I have had no contact with anyone whom I once practiced with, either here in Oz or in Japan. As far as I am now aware there are NO practitioners of Takenouchi Hangan ryu in Oz (unless you count me, myself and I). I assumed you knew that, and that was why you had no contact details for the school on your web page? I did try hunting down Ian James (held a 5th dan in Takenouchi Hangan ryu), but I think he may also have passed on.

There is a strange and elusive Japanese guy teaching Takenouchi Santo ryu down south of Sydney, but he wasn't able to help me out. In fact I got the impression he didn't know anything anyhow.

I really was hoping to find out if Nakajima Shigeru did indeed succeed as the head of the school and if I could contact him (or whom ever is the current head).

As for Kashima Shinden Chokushin Ei/Jikishinkage ryu, I've heard it referred to both ways. Tsuneyoshi Matsuno sensei referred to Kashima Shinden Chokushin Ei ryu. I do actually prefer Jikishinkage, but they are after all the same I think.

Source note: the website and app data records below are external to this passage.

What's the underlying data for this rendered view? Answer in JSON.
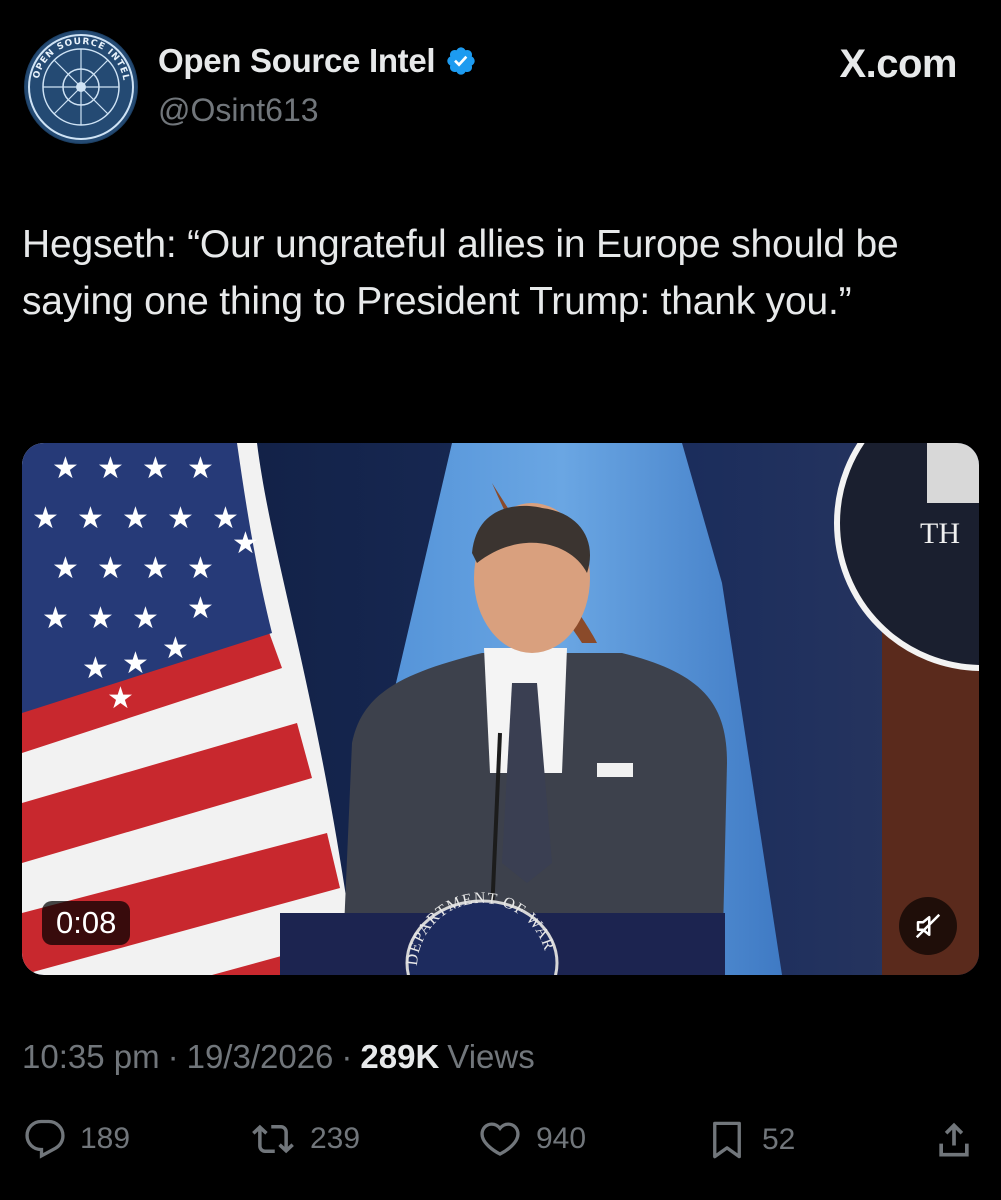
{
  "author": {
    "display_name": "Open Source Intel",
    "handle": "@Osint613",
    "verified": true,
    "avatar_ring_text": "OPEN SOURCE INTEL"
  },
  "brand": "X.com",
  "tweet": {
    "text": "Hegseth: “Our ungrateful allies in Europe should be saying one thing to President Trump: thank you.”"
  },
  "video": {
    "duration": "0:08",
    "podium_seal_text": "DEPARTMENT OF WAR",
    "background_seal_text": "TH",
    "muted": true
  },
  "meta": {
    "time": "10:35 pm",
    "date": "19/3/2026",
    "views_count": "289K",
    "views_label": "Views"
  },
  "actions": {
    "replies": "189",
    "reposts": "239",
    "likes": "940",
    "bookmarks": "52"
  },
  "colors": {
    "background": "#000000",
    "text_primary": "#e7e9ea",
    "text_secondary": "#71767b",
    "verified_blue": "#1d9bf0"
  },
  "icons": [
    "verified-badge-icon",
    "mute-icon",
    "reply-icon",
    "repost-icon",
    "like-icon",
    "bookmark-icon",
    "share-icon"
  ]
}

Thanks for showing an interest and for your input. Please, if there is anything else you can add I would greatly appreciate it.

18th August 2005, 13:04

Oh, ok I see now, silly me. My Japanese is basic; not at all conversational. I'll give it a try though, thank you.

21st August 2005, 01:23
Well, I called the phone number as suggested. It was for a community centre and they were unable to help me.

Back to square one.

John N-Winch
25th January 2009, 04:32
Hi members that are interested in the school founded by Tsuneyoshi Matsuno.
Prior to Master Matsuno'd death, he had appointed me to suceed him as headmaster of his school.
Not as a 2nd dan in the USA has implied.
I was Master Matsuno's most senior student holding the grade of 4th dan in Iai, 5th dan in Ju-Jutsu and head of all karate taught in his school.
I am based in Wanneroo, Western Australia and can be contacted on
(08) 9404 8863, Mob; 0429 439 007
or email johnnapierwinch@yahoo.com.au
Yours in Budo
John Napier-Winch
Headmaster- Takenouchi-Hangan-Ryu-Matsuno-Kan

John N-Winch
17th February 2009, 07:00
To ad more to my last post where I said the 2nd dan student of Tsuneyoshi Matsuno is not the headmaster of the school. It has come to my attention that Tsuneyoshi Matsuno also appointed him as his successor.
A very strange thing for any instructor to do.
As a result, even though I am the senior graded person, I am standing down as headmaster of Matsuno's school.
It appears he was betting on all horses in the race.
I would rather not be associated with an instructor that plays games.

John Napier-Winch
Headmaster of the Winch-Ryu